Two statements are said to be equivalent if they have the same truth value.

Example Following are two statements. p = It is false that he is a singer or he is a dancer. q = He is not a singer and he is not a dancer.

The first statement p consists of negation of two simple proposition a = He is a singer. b = He is a dancer. They are connected by an OR operator (connective) so we can write, p = ~(a ∨ b)

The second statement q consists of two simple proposition which are negation of a and b ~a = He is not a singer. ~b = He is not a dancer. They are connected by an AND operator (connective) so we can write, q = ~a ∧ ~b

We have, p = ~(a ∨ b) q = ~a ∧ ~b following are the truth tables for p and q

We can see that the truth values are same for both the statements. So, p and q are equivalent statements.

Now we will cover some equivalence laws.

Properties of 0
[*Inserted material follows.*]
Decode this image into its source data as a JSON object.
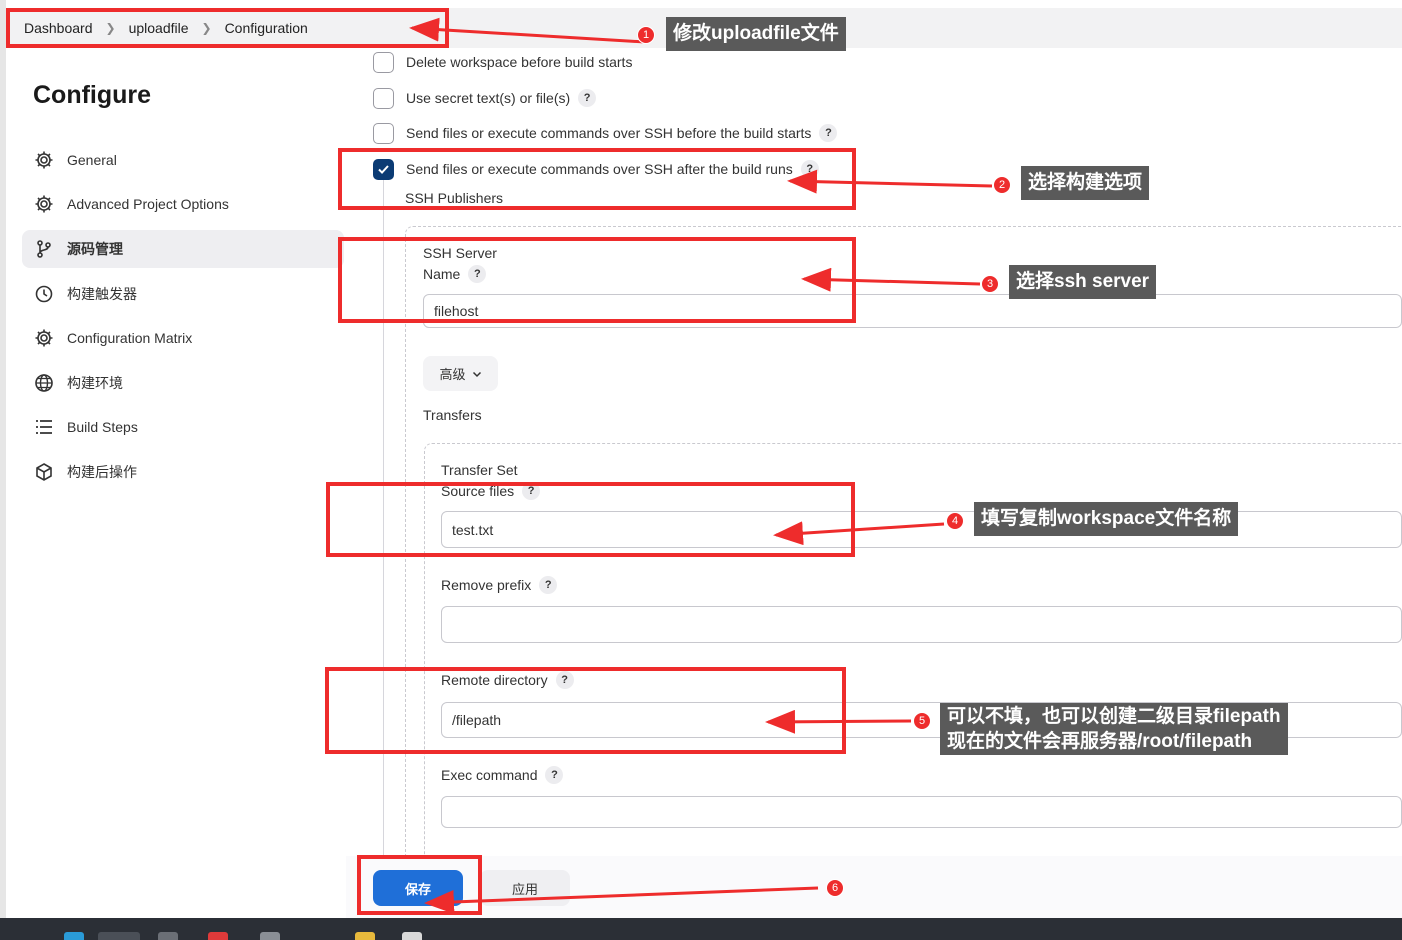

If x is a statement then, 0 + x = x 0 . x = 0 where + is the OR operator and . is the AND operator

Truth table

Properties of 1

If x is a statement then, 1 + x = 1 1 . x = x where + is the OR operator and . is the AND operator

Truth table

Involution

If p is a statement then, ~(~p) = p where ~ is the NOT operator

Truth table

Idempotence Law

If p is a statement then, p + p = p p . p = p where + is the OR operator and . is the AND operator

Truth table

Absorption Law

If p and q are two statements then, p + (p.q) = p p . (p + q) = p where + is the OR operator and . is the AND operator

Truth table

Complementarity Law

If p is a statement then, p + (~p) = 1 p . (~p) = 0 where + is the OR operator, . is the AND operator and ~ is the NOT operator

Truth table

Commutative Law

If p and q are two statements then, p + q = q + p p . q = q . p where + is the OR operator and . is the AND operator

Associative Law

If p, q and r are three statements then, (p + q) + r = p + (q + r) (p . q) . r = p . (q . r) where + is the OR operator and . is the AND operator

Distributive Law

If p, q and r are three statements then, p . (q + r) = (p . q) + (p . r) p + (q . r) = (p + q) . (p + r) p + (~p . q) = p + q where + is the OR operator, . is the AND operator and ~ is the NOT operator

De Morgan's Law

If p and q are two statements then, ~(p + q) = ~p . ~q ~(p . q) = ~p + ~q where + is the OR operator, . is the AND operator and ~ is the NOT operator

Truth table

Conditional Elimination

If p and q are two statements then, p ⇒ q = ~p + q where + is the OR operator and ~ is the NOT operator

Bi-conditional Elimination

If p and q are two statements then, p ⇔ q = (p . q) + (~p . ~q) where + is the OR operator, . is the AND operator and ~ is the NOT operator